* _Information supplied_
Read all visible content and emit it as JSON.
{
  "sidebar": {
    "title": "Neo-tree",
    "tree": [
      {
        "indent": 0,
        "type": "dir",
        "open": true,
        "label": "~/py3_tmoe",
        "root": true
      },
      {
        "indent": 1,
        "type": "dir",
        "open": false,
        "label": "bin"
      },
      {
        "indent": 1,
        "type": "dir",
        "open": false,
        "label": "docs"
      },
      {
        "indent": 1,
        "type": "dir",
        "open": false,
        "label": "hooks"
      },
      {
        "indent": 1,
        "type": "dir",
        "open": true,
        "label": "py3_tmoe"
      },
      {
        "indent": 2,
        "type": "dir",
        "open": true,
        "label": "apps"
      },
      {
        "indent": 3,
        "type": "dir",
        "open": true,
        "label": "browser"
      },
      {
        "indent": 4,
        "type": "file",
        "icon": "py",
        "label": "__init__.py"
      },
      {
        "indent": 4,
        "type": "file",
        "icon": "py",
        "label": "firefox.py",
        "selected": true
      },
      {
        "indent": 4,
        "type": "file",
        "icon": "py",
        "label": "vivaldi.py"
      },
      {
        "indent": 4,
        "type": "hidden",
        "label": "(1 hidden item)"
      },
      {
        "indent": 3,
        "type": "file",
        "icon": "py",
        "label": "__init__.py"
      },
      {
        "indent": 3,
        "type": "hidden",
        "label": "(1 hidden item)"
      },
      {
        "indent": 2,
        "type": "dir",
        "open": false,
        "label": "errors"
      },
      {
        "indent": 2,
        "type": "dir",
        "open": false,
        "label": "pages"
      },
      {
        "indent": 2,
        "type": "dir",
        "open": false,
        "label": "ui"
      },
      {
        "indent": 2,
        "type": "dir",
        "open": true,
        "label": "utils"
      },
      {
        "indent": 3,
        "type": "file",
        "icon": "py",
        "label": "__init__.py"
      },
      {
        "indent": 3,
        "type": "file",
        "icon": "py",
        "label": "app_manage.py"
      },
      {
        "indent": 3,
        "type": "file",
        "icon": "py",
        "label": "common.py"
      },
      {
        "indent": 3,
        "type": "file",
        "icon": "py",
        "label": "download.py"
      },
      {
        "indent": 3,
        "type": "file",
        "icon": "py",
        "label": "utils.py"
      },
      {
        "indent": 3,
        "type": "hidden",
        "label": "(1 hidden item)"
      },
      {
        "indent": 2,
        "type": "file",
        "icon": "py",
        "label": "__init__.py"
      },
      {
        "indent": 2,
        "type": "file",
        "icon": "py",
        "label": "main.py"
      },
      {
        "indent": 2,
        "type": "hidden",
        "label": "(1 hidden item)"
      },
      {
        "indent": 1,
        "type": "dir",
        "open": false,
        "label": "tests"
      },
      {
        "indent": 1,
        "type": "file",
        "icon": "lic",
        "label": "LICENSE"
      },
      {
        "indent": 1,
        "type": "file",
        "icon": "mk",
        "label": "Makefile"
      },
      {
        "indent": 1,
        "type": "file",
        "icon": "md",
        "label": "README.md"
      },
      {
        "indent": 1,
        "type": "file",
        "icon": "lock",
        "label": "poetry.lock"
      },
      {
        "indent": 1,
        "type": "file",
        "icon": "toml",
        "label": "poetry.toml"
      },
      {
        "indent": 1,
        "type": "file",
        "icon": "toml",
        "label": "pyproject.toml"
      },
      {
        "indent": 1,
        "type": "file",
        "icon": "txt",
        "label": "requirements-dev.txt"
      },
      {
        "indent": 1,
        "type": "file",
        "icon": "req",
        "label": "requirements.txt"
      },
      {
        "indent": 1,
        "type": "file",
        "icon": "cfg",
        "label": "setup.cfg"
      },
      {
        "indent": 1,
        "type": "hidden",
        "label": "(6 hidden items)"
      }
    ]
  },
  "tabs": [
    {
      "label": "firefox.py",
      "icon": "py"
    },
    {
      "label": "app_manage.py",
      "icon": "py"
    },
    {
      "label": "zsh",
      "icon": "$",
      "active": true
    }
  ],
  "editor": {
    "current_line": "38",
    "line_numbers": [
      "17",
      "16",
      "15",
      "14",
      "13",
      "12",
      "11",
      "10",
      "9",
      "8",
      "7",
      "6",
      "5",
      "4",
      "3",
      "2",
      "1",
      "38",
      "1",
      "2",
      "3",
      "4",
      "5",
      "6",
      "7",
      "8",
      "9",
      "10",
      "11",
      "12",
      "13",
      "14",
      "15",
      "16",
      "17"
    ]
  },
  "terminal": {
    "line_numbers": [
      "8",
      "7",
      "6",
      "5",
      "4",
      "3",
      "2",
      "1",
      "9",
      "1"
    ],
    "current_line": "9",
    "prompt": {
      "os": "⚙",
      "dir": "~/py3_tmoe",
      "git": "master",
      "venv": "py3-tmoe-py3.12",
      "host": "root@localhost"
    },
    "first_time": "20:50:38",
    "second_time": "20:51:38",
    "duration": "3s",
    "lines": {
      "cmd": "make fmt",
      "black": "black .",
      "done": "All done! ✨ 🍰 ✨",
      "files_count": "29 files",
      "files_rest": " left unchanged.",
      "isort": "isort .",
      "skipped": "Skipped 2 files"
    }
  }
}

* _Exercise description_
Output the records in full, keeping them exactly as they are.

* _Written answer_
Read all visible content and emit it as JSON.
{
  "sidebar": {
    "title": "Neo-tree",
    "tree": [
      {
        "indent": 0,
        "type": "dir",
        "open": true,
        "label": "~/py3_tmoe",
        "root": true
      },
      {
        "indent": 1,
        "type": "dir",
        "open": false,
        "label": "bin"
      },
      {
        "indent": 1,
        "type": "dir",
        "open": false,
        "label": "docs"
      },
      {
        "indent": 1,
        "type": "dir",
        "open": false,
        "label": "hooks"
      },
      {
        "indent": 1,
        "type": "dir",
        "open": true,
        "label": "py3_tmoe"
      },
      {
        "indent": 2,
        "type": "dir",
        "open": true,
        "label": "apps"
      },
      {
        "indent": 3,
        "type": "dir",
        "open": true,
        "label": "browser"
      },
      {
        "indent": 4,
        "type": "file",
        "icon": "py",
        "label": "__init__.py"
      },
      {
        "indent": 4,
        "type": "file",
        "icon": "py",
        "label": "firefox.py",
        "selected": true
      },
      {
        "indent": 4,
        "type": "file",
        "icon": "py",
        "label": "vivaldi.py"
      },
      {
        "indent": 4,
        "type": "hidden",
        "label": "(1 hidden item)"
      },
      {
        "indent": 3,
        "type": "file",
        "icon": "py",
        "label": "__init__.py"
      },
      {
        "indent": 3,
        "type": "hidden",
        "label": "(1 hidden item)"
      },
      {
        "indent": 2,
        "type": "dir",
        "open": false,
        "label": "errors"
      },
      {
        "indent": 2,
        "type": "dir",
        "open": false,
        "label": "pages"
      },
      {
        "indent": 2,
        "type": "dir",
        "open": false,
        "label": "ui"
      },
      {
        "indent": 2,
        "type": "dir",
        "open": true,
        "label": "utils"
      },
      {
        "indent": 3,
        "type": "file",
        "icon": "py",
        "label": "__init__.py"
      },
      {
        "indent": 3,
        "type": "file",
        "icon": "py",
        "label": "app_manage.py"
      },
      {
        "indent": 3,
        "type": "file",
        "icon": "py",
        "label": "common.py"
      },
      {
        "indent": 3,
        "type": "file",
        "icon": "py",
        "label": "download.py"
      },
      {
        "indent": 3,
        "type": "file",
        "icon": "py",
        "label": "utils.py"
      },
      {
        "indent": 3,
        "type": "hidden",
        "label": "(1 hidden item)"
      },
      {
        "indent": 2,
        "type": "file",
        "icon": "py",
        "label": "__init__.py"
      },
      {
        "indent": 2,
        "type": "file",
        "icon": "py",
        "label": "main.py"
      },
      {
        "indent": 2,
        "type": "hidden",
        "label": "(1 hidden item)"
      },
      {
        "indent": 1,
        "type": "dir",
        "open": false,
        "label": "tests"
      },
      {
        "indent": 1,
        "type": "file",
        "icon": "lic",
        "label": "LICENSE"
      },
      {
        "indent": 1,
        "type": "file",
        "icon": "mk",
        "label": "Makefile"
      },
      {
        "indent": 1,
        "type": "file",
        "icon": "md",
        "label": "README.md"
      },
      {
        "indent": 1,
        "type": "file",
        "icon": "lock",
        "label": "poetry.lock"
      },
      {
        "indent": 1,
        "type": "file",
        "icon": "toml",
        "label": "poetry.toml"
      },
      {
        "indent": 1,
        "type": "file",
        "icon": "toml",
        "label": "pyproject.toml"
      },
      {
        "indent": 1,
        "type": "file",
        "icon": "txt",
        "label": "requirements-dev.txt"
      },
      {
        "indent": 1,
        "type": "file",
        "icon": "req",
        "label": "requirements.txt"
      },
      {
        "indent": 1,
        "type": "file",
        "icon": "cfg",
        "label": "setup.cfg"
      },
      {
        "indent": 1,
        "type": "hidden",
        "label": "(6 hidden items)"
      }
    ]
  },
  "tabs": [
    {
      "label": "firefox.py",
      "icon": "py"
    },
    {
      "label": "app_manage.py",
      "icon": "py"
    },
    {
      "label": "zsh",
      "icon": "$",
      "active": true
    }
  ],
  "editor": {
    "current_line": "38",
    "line_numbers": [
      "17",
      "16",
      "15",
      "14",
      "13",
      "12",
      "11",
      "10",
      "9",
      "8",
      "7",
      "6",
      "5",
      "4",
      "3",
      "2",
      "1",
      "38",
      "1",
      "2",
      "3",
      "4",
      "5",
      "6",
      "7",
      "8",
      "9",
      "10",
      "11",
      "12",
      "13",
      "14",
      "15",
      "16",
      "17"
    ]
  },
  "terminal": {
    "line_numbers": [
      "8",
      "7",
      "6",
      "5",
      "4",
      "3",
      "2",
      "1",
      "9",
      "1"
    ],
    "current_line": "9",
    "prompt": {
      "os": "⚙",
      "dir": "~/py3_tmoe",
      "git": "master",
      "venv": "py3-tmoe-py3.12",
      "host": "root@localhost"
    },
    "first_time": "20:50:38",
    "second_time": "20:51:38",
    "duration": "3s",
    "lines": {
      "cmd": "make fmt",
      "black": "black .",
      "done": "All done! ✨ 🍰 ✨",
      "files_count": "29 files",
      "files_rest": " left unchanged.",
      "isort": "isort .",
      "skipped": "Skipped 2 files"
    }
  }
}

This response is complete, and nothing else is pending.